These things are manifestly not accomplished by the law, but by the grace of God; and the apostle will not allow the thought of mere legality entering into this matter. If one insists now that grace has made "all things lawful," yet grace has a powerful voice to persuade the individual that "all things are not expedient." Grace teaches us the opposite of self-indulgence (Titus 2:11, Titus 2:12). And it teaches with living power to the renewed heart. If "all things are lawful," yet personal faith will not be brought under the power of mere "things." The believer has a Master who is supreme, and it is only right therefore, that he should allow nothing else to dominate him.

"Meats" are used here as an apt example of the mere temporal things that may too easily get control of a man. One may allow his appetite to make him a virtual slave to food; but God will destroy both the belly and the meats. Should mere temporary things govern us? Should temporal pleasures hold such power over a believer that it should pervert the proper use for which God has given us created things'? Our own body is for the Lord, not for fornication, not for the mere gratification of fleshly lusts. And how precious too, the words, "and the Lord for the body." He has vital concern for the proper well-being of our bodies, not merely of our spirit and soul; and we may entrust our bodily needs into His own hand with utter confidence, rather than concentrating on taking thought for our life or our body (Matthew 6:25).

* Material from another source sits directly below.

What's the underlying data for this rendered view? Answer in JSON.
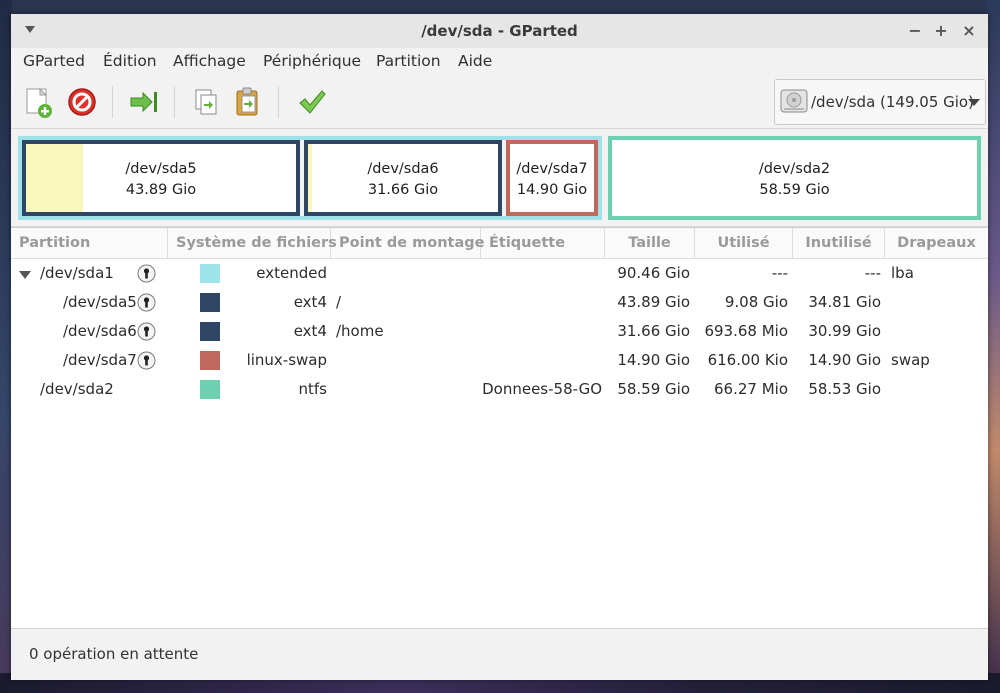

Indeed, as God raised up the body of the Lord Jesus from among the dead, so will He raise up our bodies. The care of our bodies then is in the power of His own hand, and it is for us now to use them rightly, not to abuse them. In fact, the striking statement is made that "our bodies are the members of Christ." What a dignity is this given to the body! In its present state, of course, it is subject to decay and death, but this is only temporary, and it is to be honorably and properly treated for the Lord's sake. How grossly wrong to take the members of Christ and make them the members of an harlot! It is a practical denial of what is actually true. In practice the joining of two bodies together makes them one, as God declared when He created the woman for the man. "But he that is joined unto the Lord is one spirit." It is a higher, more precious, and eternal unity, and though spiritual, yet the believer's body is to share in this blessing for eternity.

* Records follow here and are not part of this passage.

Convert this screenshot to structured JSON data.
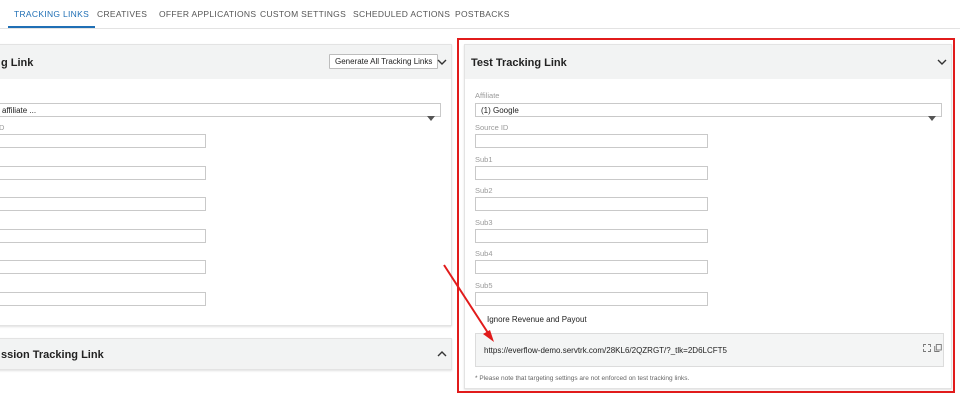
{
  "tabs": [
    {
      "label": "TRACKING LINKS",
      "active": true
    },
    {
      "label": "CREATIVES"
    },
    {
      "label": "OFFER APPLICATIONS"
    },
    {
      "label": "CUSTOM SETTINGS"
    },
    {
      "label": "SCHEDULED ACTIONS"
    },
    {
      "label": "POSTBACKS"
    }
  ],
  "left_panel": {
    "title": "g Link",
    "generate_button": "Generate All Tracking Links",
    "affiliate_value": "affiliate ...",
    "source_id_label": "D"
  },
  "left_bottom_panel": {
    "title": "ssion Tracking Link"
  },
  "test_panel": {
    "title": "Test Tracking Link",
    "affiliate_label": "Affiliate",
    "affiliate_value": "(1) Google",
    "source_id_label": "Source ID",
    "sub1_label": "Sub1",
    "sub2_label": "Sub2",
    "sub3_label": "Sub3",
    "sub4_label": "Sub4",
    "sub5_label": "Sub5",
    "ignore_label": "Ignore Revenue and Payout",
    "link_url": "https://everflow-demo.servtrk.com/28KL6/2QZRGT/?_tlk=2D6LCFT5",
    "note": "* Please note that targeting settings are not enforced on test tracking links."
  },
  "colors": {
    "accent": "#1f6fb5",
    "highlight": "#e11b1b",
    "header_bg": "#f2f3f3"
  },
  "icons": [
    "chevron-down-icon",
    "chevron-up-icon",
    "caret-down-icon",
    "expand-icon",
    "copy-icon"
  ]
}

"Flee fornication." In this one is not told to fight, but to keep far from it, as Joseph fled from the wife of Potiphar. Other sins may not involve the body in this way, but this is sin against one's own body. And as well as our bodies being the members of Christ, now we are told, "Your body is the temple of the Holy Ghost." The Spirit of God dwells within our body in order to display in us the precious reality of His character in our practical lives. Notice that it is not said that our spirits or souls are His temple, but our bodies. So that when we are told, "Ye are not your own," we cannot regard this as being merely in regard to our spiritual interests, but fully applicable to our bodies. Being bought with a price - a price so infinitely great - certainly we are totally the property of the Living God; and it is only right and becoming that we should glorify God in our body.

Bibliographical Information
Grant, L. M. "Commentary on 1 Corinthians 6". Grant's Commentary on the Bible. 1897-1910.